* [Instructions to follow]: Take every line in the entries that includes the word "active" and copy it.

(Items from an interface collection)
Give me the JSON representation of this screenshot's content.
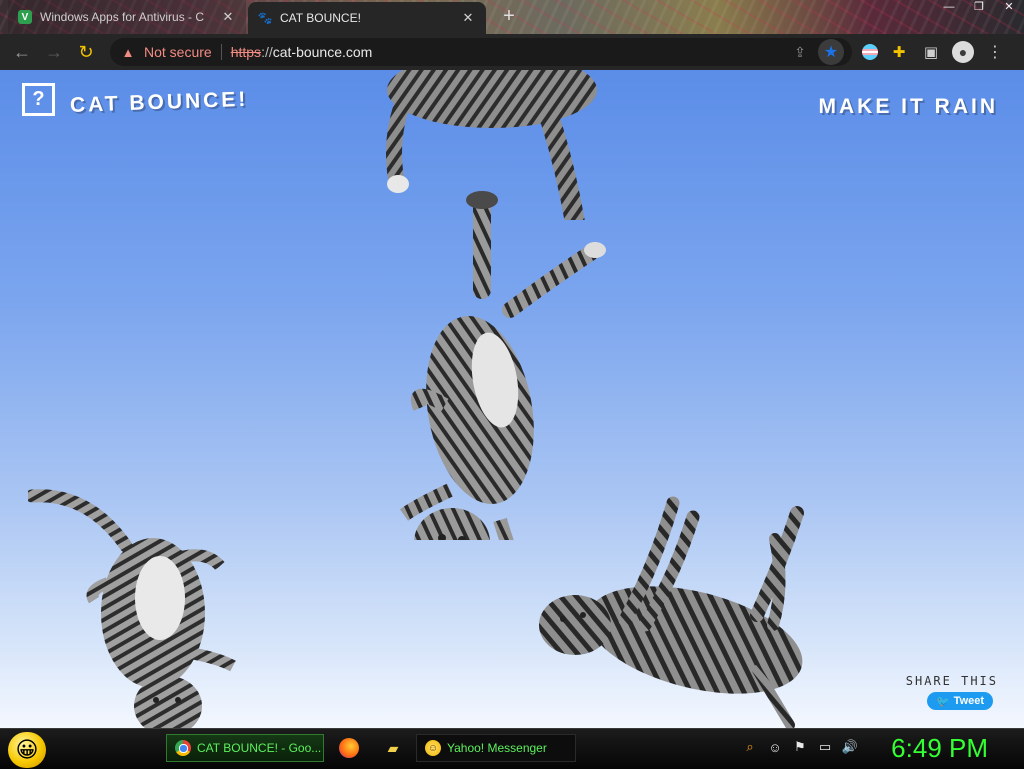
{
  "tabs": [
    {
      "title": "Windows Apps for Antivirus - C",
      "favicon": "V",
      "active": false
    },
    {
      "title": "CAT BOUNCE!",
      "favicon": "cat",
      "active": true
    }
  ],
  "new_tab_label": "+",
  "toolbar": {
    "security_label": "Not secure",
    "url_scheme": "https",
    "url_rest": "://",
    "url_host": "cat-bounce.com"
  },
  "page": {
    "help_label": "?",
    "logo_text": "CAT BOUNCE!",
    "make_it_rain_label": "MAKE IT RAIN",
    "share_label": "SHARE THIS",
    "tweet_label": "Tweet"
  },
  "taskbar": {
    "items": [
      {
        "label": "CAT BOUNCE! - Goo...",
        "app": "chrome"
      },
      {
        "label": "Yahoo! Messenger",
        "app": "yahoo"
      }
    ],
    "clock": "6:49 PM"
  },
  "colors": {
    "sky_top": "#5b8de8",
    "sky_bottom": "#f4f8ff",
    "not_secure": "#f28b82",
    "taskbar_text": "#5cf05c",
    "clock": "#33ff33",
    "tweet_blue": "#1d9bf0"
  }
}
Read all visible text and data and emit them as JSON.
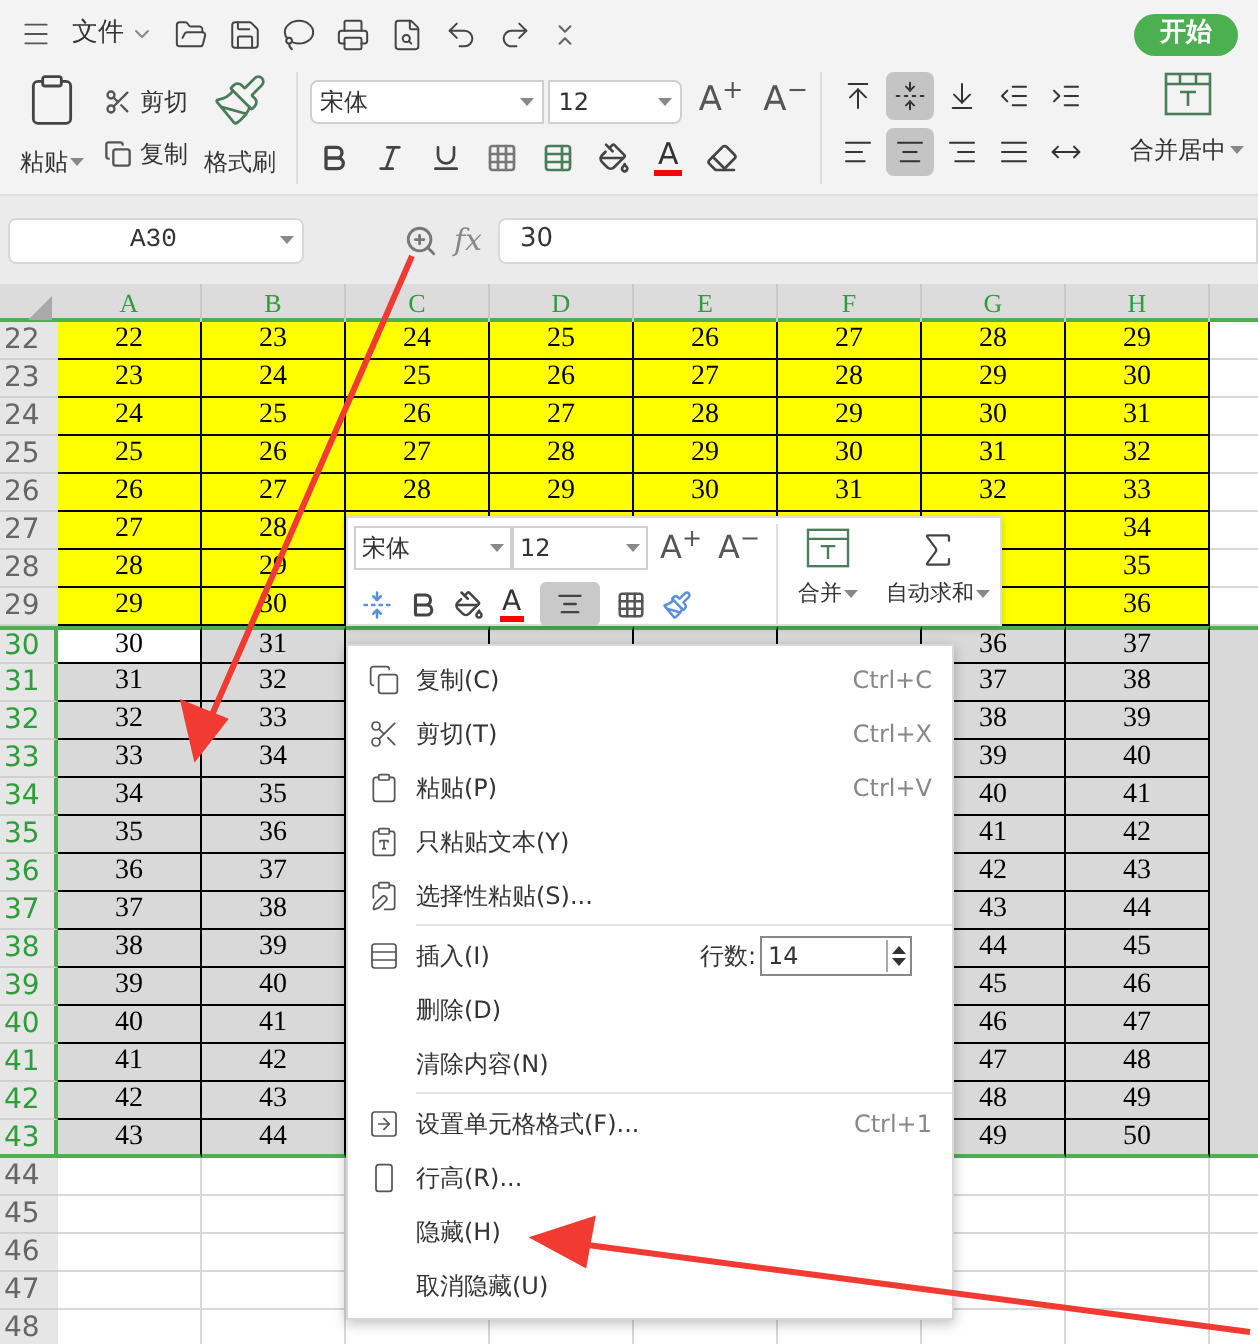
{
  "quick_bar": {
    "file_menu": "文件",
    "start_button": "开始"
  },
  "ribbon": {
    "paste": "粘贴",
    "cut": "剪切",
    "copy": "复制",
    "format_painter": "格式刷",
    "font_name": "宋体",
    "font_size": "12",
    "grow_font": "A$^{+}$",
    "shrink_font": "A$^{−}$",
    "font_color": "A",
    "merge": "合并居中",
    "alignment": [
      {
        "kind": "top",
        "selected": false
      },
      {
        "kind": "middle",
        "selected": true
      },
      {
        "kind": "bottom",
        "selected": false
      },
      {
        "kind": "outdent",
        "selected": false
      },
      {
        "kind": "indent",
        "selected": false
      },
      {
        "kind": "left",
        "selected": false
      },
      {
        "kind": "center",
        "selected": true
      },
      {
        "kind": "right",
        "selected": false
      },
      {
        "kind": "justify",
        "selected": false
      },
      {
        "kind": "distribute",
        "selected": false
      }
    ]
  },
  "formula_bar": {
    "name_box": "A30",
    "function_label": "fx",
    "value": "30"
  },
  "columns": [
    {
      "label": "A",
      "selected": true
    },
    {
      "label": "B",
      "selected": true
    },
    {
      "label": "C",
      "selected": true
    },
    {
      "label": "D",
      "selected": true
    },
    {
      "label": "E",
      "selected": true
    },
    {
      "label": "F",
      "selected": true
    },
    {
      "label": "G",
      "selected": true
    },
    {
      "label": "H",
      "selected": true
    }
  ],
  "rows": [
    {
      "number": "22",
      "color": "#ffff00",
      "selected": false,
      "cells": [
        "22",
        "23",
        "24",
        "25",
        "26",
        "27",
        "28",
        "29"
      ]
    },
    {
      "number": "23",
      "color": "#ffff00",
      "selected": false,
      "cells": [
        "23",
        "24",
        "25",
        "26",
        "27",
        "28",
        "29",
        "30"
      ]
    },
    {
      "number": "24",
      "color": "#ffff00",
      "selected": false,
      "cells": [
        "24",
        "25",
        "26",
        "27",
        "28",
        "29",
        "30",
        "31"
      ]
    },
    {
      "number": "25",
      "color": "#ffff00",
      "selected": false,
      "cells": [
        "25",
        "26",
        "27",
        "28",
        "29",
        "30",
        "31",
        "32"
      ]
    },
    {
      "number": "26",
      "color": "#ffff00",
      "selected": false,
      "cells": [
        "26",
        "27",
        "28",
        "29",
        "30",
        "31",
        "32",
        "33"
      ]
    },
    {
      "number": "27",
      "color": "#ffff00",
      "selected": false,
      "cells": [
        "27",
        "28",
        null,
        null,
        null,
        null,
        null,
        "34"
      ]
    },
    {
      "number": "28",
      "color": "#ffff00",
      "selected": false,
      "cells": [
        "28",
        "29",
        null,
        null,
        null,
        null,
        null,
        "35"
      ]
    },
    {
      "number": "29",
      "color": "#ffff00",
      "selected": false,
      "cells": [
        "29",
        "30",
        null,
        null,
        null,
        null,
        null,
        "36"
      ]
    },
    {
      "number": "30",
      "color": "#d9d9d9",
      "selected": true,
      "active": true,
      "cells": [
        "30",
        "31",
        null,
        null,
        null,
        null,
        "36",
        "37"
      ]
    },
    {
      "number": "31",
      "color": "#d9d9d9",
      "selected": true,
      "cells": [
        "31",
        "32",
        null,
        null,
        null,
        null,
        "37",
        "38"
      ]
    },
    {
      "number": "32",
      "color": "#d9d9d9",
      "selected": true,
      "cells": [
        "32",
        "33",
        null,
        null,
        null,
        null,
        "38",
        "39"
      ]
    },
    {
      "number": "33",
      "color": "#d9d9d9",
      "selected": true,
      "cells": [
        "33",
        "34",
        null,
        null,
        null,
        null,
        "39",
        "40"
      ]
    },
    {
      "number": "34",
      "color": "#d9d9d9",
      "selected": true,
      "cells": [
        "34",
        "35",
        null,
        null,
        null,
        null,
        "40",
        "41"
      ]
    },
    {
      "number": "35",
      "color": "#d9d9d9",
      "selected": true,
      "cells": [
        "35",
        "36",
        null,
        null,
        null,
        null,
        "41",
        "42"
      ]
    },
    {
      "number": "36",
      "color": "#d9d9d9",
      "selected": true,
      "cells": [
        "36",
        "37",
        null,
        null,
        null,
        null,
        "42",
        "43"
      ]
    },
    {
      "number": "37",
      "color": "#d9d9d9",
      "selected": true,
      "cells": [
        "37",
        "38",
        null,
        null,
        null,
        null,
        "43",
        "44"
      ]
    },
    {
      "number": "38",
      "color": "#d9d9d9",
      "selected": true,
      "cells": [
        "38",
        "39",
        null,
        null,
        null,
        null,
        "44",
        "45"
      ]
    },
    {
      "number": "39",
      "color": "#d9d9d9",
      "selected": true,
      "cells": [
        "39",
        "40",
        null,
        null,
        null,
        null,
        "45",
        "46"
      ]
    },
    {
      "number": "40",
      "color": "#d9d9d9",
      "selected": true,
      "cells": [
        "40",
        "41",
        null,
        null,
        null,
        null,
        "46",
        "47"
      ]
    },
    {
      "number": "41",
      "color": "#d9d9d9",
      "selected": true,
      "cells": [
        "41",
        "42",
        null,
        null,
        null,
        null,
        "47",
        "48"
      ]
    },
    {
      "number": "42",
      "color": "#d9d9d9",
      "selected": true,
      "cells": [
        "42",
        "43",
        null,
        null,
        null,
        null,
        "48",
        "49"
      ]
    },
    {
      "number": "43",
      "color": "#d9d9d9",
      "selected": true,
      "cells": [
        "43",
        "44",
        null,
        null,
        null,
        null,
        "49",
        "50"
      ]
    },
    {
      "number": "44",
      "color": "#ffffff",
      "selected": false
    },
    {
      "number": "45",
      "color": "#ffffff",
      "selected": false
    },
    {
      "number": "46",
      "color": "#ffffff",
      "selected": false
    },
    {
      "number": "47",
      "color": "#ffffff",
      "selected": false
    },
    {
      "number": "48",
      "color": "#ffffff",
      "selected": false
    }
  ],
  "mini_toolbar": {
    "font_name": "宋体",
    "font_size": "12",
    "grow_font": "A$^{+}$",
    "shrink_font": "A$^{−}$",
    "font_color": "A",
    "align_pressed": true,
    "merge": "合并",
    "autosum": "自动求和"
  },
  "context_menu": [
    {
      "kind": "item",
      "label": "复制(C)",
      "shortcut": "Ctrl+C"
    },
    {
      "kind": "item",
      "label": "剪切(T)",
      "shortcut": "Ctrl+X"
    },
    {
      "kind": "item",
      "label": "粘贴(P)",
      "shortcut": "Ctrl+V"
    },
    {
      "kind": "item",
      "label": "只粘贴文本(Y)"
    },
    {
      "kind": "item",
      "label": "选择性粘贴(S)..."
    },
    {
      "kind": "separator"
    },
    {
      "kind": "count",
      "label": "插入(I)",
      "count_label": "行数:",
      "count_value": "14"
    },
    {
      "kind": "item",
      "label": "删除(D)"
    },
    {
      "kind": "item",
      "label": "清除内容(N)"
    },
    {
      "kind": "separator"
    },
    {
      "kind": "item",
      "label": "设置单元格格式(F)...",
      "shortcut": "Ctrl+1"
    },
    {
      "kind": "item",
      "label": "行高(R)..."
    },
    {
      "kind": "item",
      "label": "隐藏(H)"
    },
    {
      "kind": "item",
      "label": "取消隐藏(U)"
    }
  ]
}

* [Answer space]:
      "active": false
      "active": true
      "active": true,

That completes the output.